General Motors has reached an agreement with one of its primary Chinese partners, Shanghai Automotive Industries Corp. (SAIC), on the joint development of powertrains for small vehicles.
Could it be too late for Ssangyong? Shanghai Automotive Industry Corp. (SAIC) appears to have given up on Ssangyong Motor Co., allowing the company to slip into receivership. SAIC holds a 51% stake in Ssangyong, but gave up management rights in a bid to avoid liquidation and allow Ssangyong some time to get back in the black. The Korean automaker's Chief Executive Zhang Hai Tao and President Choi Hyung-tak both stepped down after the filing.
It may not be the entire 320 billion won that its largest creditor was looking for, but Shanghai Automotive Industries Corp's recent announcement that it would prop Ssangyong up with an investment of 25.9 billion won ($19.89 million) should do the trick. SAIC says the money is to facilitate the development of new products, but we'd guess that paying the Korean automaker's employees for their services will probably take top priority.

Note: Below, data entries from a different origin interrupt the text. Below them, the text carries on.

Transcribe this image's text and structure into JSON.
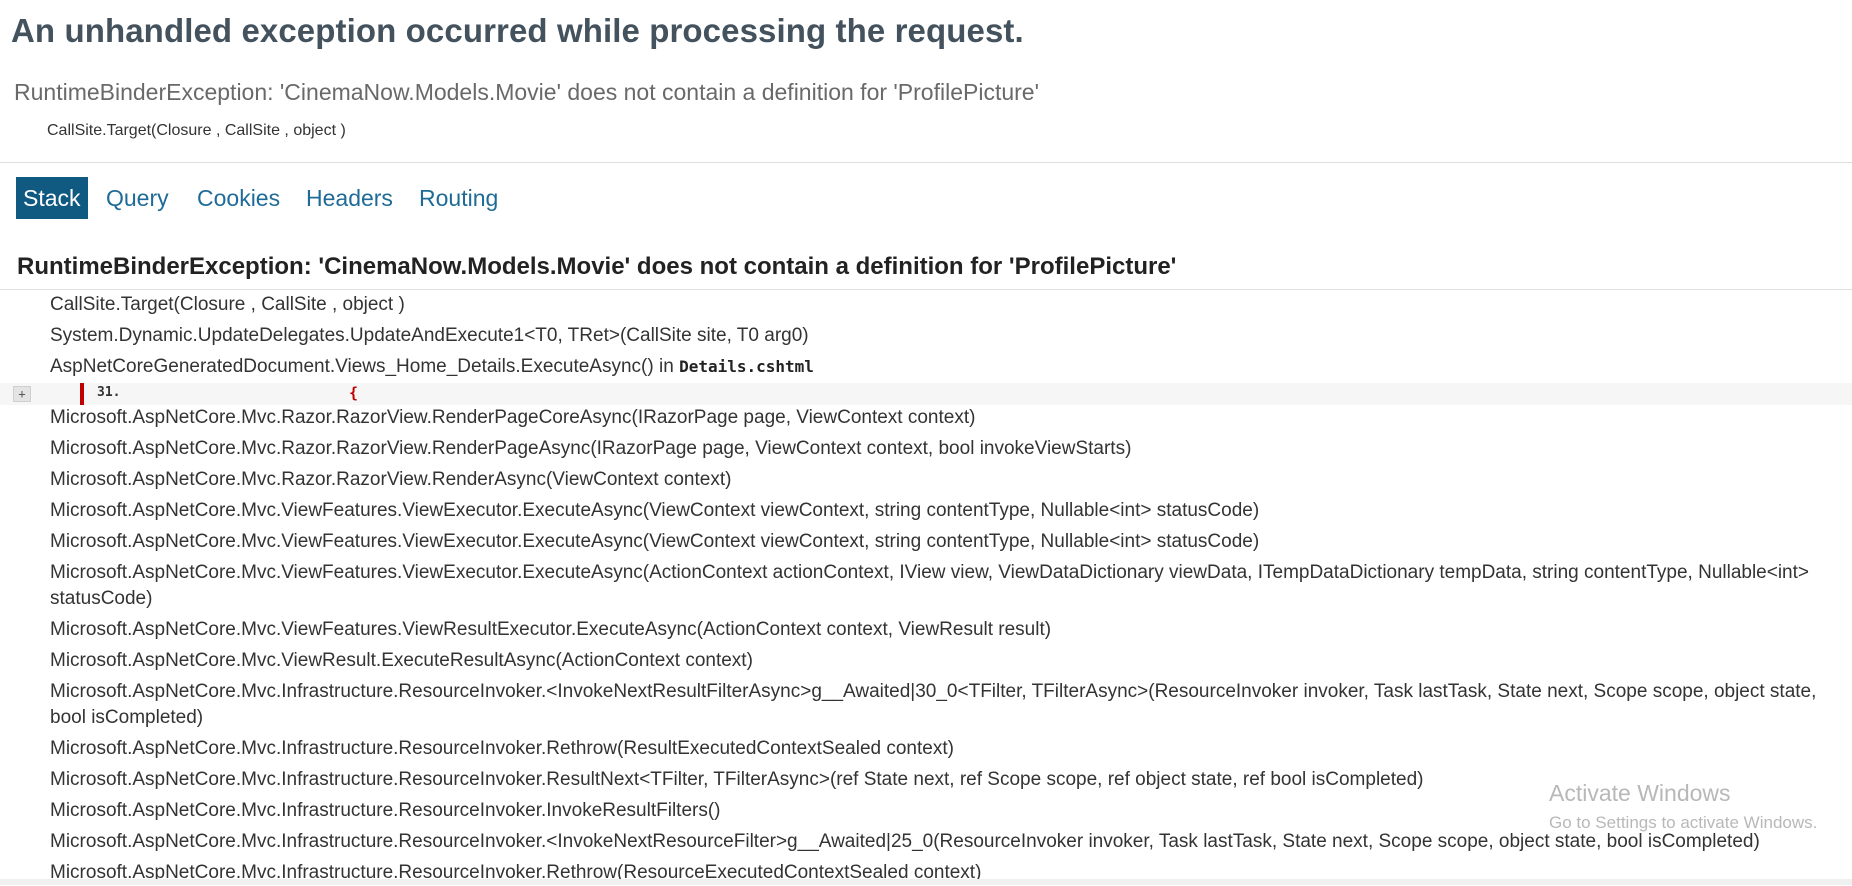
{
  "page": {
    "title": "An unhandled exception occurred while processing the request.",
    "error_message": "RuntimeBinderException: 'CinemaNow.Models.Movie' does not contain a definition for 'ProfilePicture'",
    "error_location": "CallSite.Target(Closure , CallSite , object )"
  },
  "tabs": [
    {
      "label": "Stack",
      "selected": true
    },
    {
      "label": "Query",
      "selected": false
    },
    {
      "label": "Cookies",
      "selected": false
    },
    {
      "label": "Headers",
      "selected": false
    },
    {
      "label": "Routing",
      "selected": false
    }
  ],
  "stack": {
    "header": "RuntimeBinderException: 'CinemaNow.Models.Movie' does not contain a definition for 'ProfilePicture'",
    "frames": [
      {
        "method": "CallSite.Target(Closure , CallSite , object )"
      },
      {
        "method": "System.Dynamic.UpdateDelegates.UpdateAndExecute1<T0, TRet>(CallSite site, T0 arg0)"
      },
      {
        "method": "AspNetCoreGeneratedDocument.Views_Home_Details.ExecuteAsync() in ",
        "file": "Details.cshtml"
      },
      {
        "method": "Microsoft.AspNetCore.Mvc.Razor.RazorView.RenderPageCoreAsync(IRazorPage page, ViewContext context)"
      },
      {
        "method": "Microsoft.AspNetCore.Mvc.Razor.RazorView.RenderPageAsync(IRazorPage page, ViewContext context, bool invokeViewStarts)"
      },
      {
        "method": "Microsoft.AspNetCore.Mvc.Razor.RazorView.RenderAsync(ViewContext context)"
      },
      {
        "method": "Microsoft.AspNetCore.Mvc.ViewFeatures.ViewExecutor.ExecuteAsync(ViewContext viewContext, string contentType, Nullable<int> statusCode)"
      },
      {
        "method": "Microsoft.AspNetCore.Mvc.ViewFeatures.ViewExecutor.ExecuteAsync(ViewContext viewContext, string contentType, Nullable<int> statusCode)"
      },
      {
        "method": "Microsoft.AspNetCore.Mvc.ViewFeatures.ViewExecutor.ExecuteAsync(ActionContext actionContext, IView view, ViewDataDictionary viewData, ITempDataDictionary tempData, string contentType, Nullable<int> statusCode)"
      },
      {
        "method": "Microsoft.AspNetCore.Mvc.ViewFeatures.ViewResultExecutor.ExecuteAsync(ActionContext context, ViewResult result)"
      },
      {
        "method": "Microsoft.AspNetCore.Mvc.ViewResult.ExecuteResultAsync(ActionContext context)"
      },
      {
        "method": "Microsoft.AspNetCore.Mvc.Infrastructure.ResourceInvoker.<InvokeNextResultFilterAsync>g__Awaited|30_0<TFilter, TFilterAsync>(ResourceInvoker invoker, Task lastTask, State next, Scope scope, object state, bool isCompleted)"
      },
      {
        "method": "Microsoft.AspNetCore.Mvc.Infrastructure.ResourceInvoker.Rethrow(ResultExecutedContextSealed context)"
      },
      {
        "method": "Microsoft.AspNetCore.Mvc.Infrastructure.ResourceInvoker.ResultNext<TFilter, TFilterAsync>(ref State next, ref Scope scope, ref object state, ref bool isCompleted)"
      },
      {
        "method": "Microsoft.AspNetCore.Mvc.Infrastructure.ResourceInvoker.InvokeResultFilters()"
      },
      {
        "method": "Microsoft.AspNetCore.Mvc.Infrastructure.ResourceInvoker.<InvokeNextResourceFilter>g__Awaited|25_0(ResourceInvoker invoker, Task lastTask, State next, Scope scope, object state, bool isCompleted)"
      },
      {
        "method": "Microsoft.AspNetCore.Mvc.Infrastructure.ResourceInvoker.Rethrow(ResourceExecutedContextSealed context)"
      }
    ],
    "source_line": {
      "expander_label": "+",
      "line_number": "31.",
      "code": "{"
    }
  },
  "watermark": {
    "line1": "Activate Windows",
    "line2": "Go to Settings to activate Windows."
  }
}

According to the unionized workers for Ssangyong, which is Kore
During the Beijing Motor Show a couple of months back, reports came out that Shanghai Automotive was developing a hybrid version of the Rover 75/Roewe 750. Now reports from China indicate that a new version is being testing that should hit the market in 2008. There aren't any technical details available, but you can see more photos by clicking the read link.
- Most and least efficient car companies
- Fastest-depreciating cars in the United States
- Find and compare 2017 Models